Instructions to follow: Report all lines from the entries below in which "name" appears.

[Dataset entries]
=== Section Start ===
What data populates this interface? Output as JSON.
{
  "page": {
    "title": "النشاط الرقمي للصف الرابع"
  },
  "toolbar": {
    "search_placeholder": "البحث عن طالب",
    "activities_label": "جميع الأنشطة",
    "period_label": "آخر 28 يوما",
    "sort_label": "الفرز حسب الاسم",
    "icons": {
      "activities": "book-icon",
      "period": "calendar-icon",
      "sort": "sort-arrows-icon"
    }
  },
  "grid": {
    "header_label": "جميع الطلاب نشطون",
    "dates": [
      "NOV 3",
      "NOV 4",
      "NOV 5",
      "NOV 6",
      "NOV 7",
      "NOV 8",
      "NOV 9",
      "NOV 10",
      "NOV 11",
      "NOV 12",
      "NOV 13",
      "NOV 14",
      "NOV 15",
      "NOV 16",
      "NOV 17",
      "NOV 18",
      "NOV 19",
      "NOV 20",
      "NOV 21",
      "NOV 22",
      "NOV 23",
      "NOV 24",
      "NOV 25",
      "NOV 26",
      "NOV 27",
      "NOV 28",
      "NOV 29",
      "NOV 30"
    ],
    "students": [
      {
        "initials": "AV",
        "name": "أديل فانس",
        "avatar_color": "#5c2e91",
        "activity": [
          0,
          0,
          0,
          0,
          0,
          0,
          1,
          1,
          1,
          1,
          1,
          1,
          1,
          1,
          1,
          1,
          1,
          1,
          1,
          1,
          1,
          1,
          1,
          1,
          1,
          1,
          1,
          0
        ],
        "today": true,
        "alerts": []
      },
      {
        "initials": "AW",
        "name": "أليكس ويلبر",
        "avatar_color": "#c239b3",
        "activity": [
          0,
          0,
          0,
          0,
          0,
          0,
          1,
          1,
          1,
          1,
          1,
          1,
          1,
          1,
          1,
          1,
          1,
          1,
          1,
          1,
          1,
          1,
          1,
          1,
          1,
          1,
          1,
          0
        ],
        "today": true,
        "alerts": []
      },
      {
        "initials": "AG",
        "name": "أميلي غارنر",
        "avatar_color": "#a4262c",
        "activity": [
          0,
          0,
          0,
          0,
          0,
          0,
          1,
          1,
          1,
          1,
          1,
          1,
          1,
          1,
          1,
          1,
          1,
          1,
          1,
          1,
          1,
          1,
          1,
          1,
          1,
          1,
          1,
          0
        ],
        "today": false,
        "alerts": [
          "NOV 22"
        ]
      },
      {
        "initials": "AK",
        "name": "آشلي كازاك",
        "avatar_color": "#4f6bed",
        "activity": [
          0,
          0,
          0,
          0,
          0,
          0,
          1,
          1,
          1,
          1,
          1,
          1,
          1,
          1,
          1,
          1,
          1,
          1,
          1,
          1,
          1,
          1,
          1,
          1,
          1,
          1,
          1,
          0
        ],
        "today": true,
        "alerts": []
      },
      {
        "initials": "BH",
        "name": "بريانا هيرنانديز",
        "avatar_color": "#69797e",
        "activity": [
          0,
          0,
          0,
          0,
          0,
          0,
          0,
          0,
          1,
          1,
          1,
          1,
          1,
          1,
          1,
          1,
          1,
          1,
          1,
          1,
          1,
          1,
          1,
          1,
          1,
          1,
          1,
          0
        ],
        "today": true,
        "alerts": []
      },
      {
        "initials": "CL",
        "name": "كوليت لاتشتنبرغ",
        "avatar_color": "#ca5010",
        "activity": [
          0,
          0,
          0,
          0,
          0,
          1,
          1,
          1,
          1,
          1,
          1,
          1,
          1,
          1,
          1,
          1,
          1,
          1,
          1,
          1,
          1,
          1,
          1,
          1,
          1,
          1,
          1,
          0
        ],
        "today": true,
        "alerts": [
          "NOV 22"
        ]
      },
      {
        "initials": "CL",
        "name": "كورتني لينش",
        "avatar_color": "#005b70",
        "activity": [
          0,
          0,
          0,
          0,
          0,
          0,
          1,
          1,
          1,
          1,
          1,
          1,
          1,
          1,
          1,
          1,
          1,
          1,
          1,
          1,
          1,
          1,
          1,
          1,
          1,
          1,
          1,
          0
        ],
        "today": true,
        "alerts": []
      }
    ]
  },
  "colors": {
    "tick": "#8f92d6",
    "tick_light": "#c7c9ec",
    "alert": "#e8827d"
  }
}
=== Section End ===
Answer area:
        "name": "أديل فانس",
        "name": "أليكس ويلبر",
        "name": "أميلي غارنر",
        "name": "آشلي كازاك",
        "name": "بريانا هيرنانديز",
        "name": "كوليت لاتشتنبرغ",
        "name": "كورتني لينش",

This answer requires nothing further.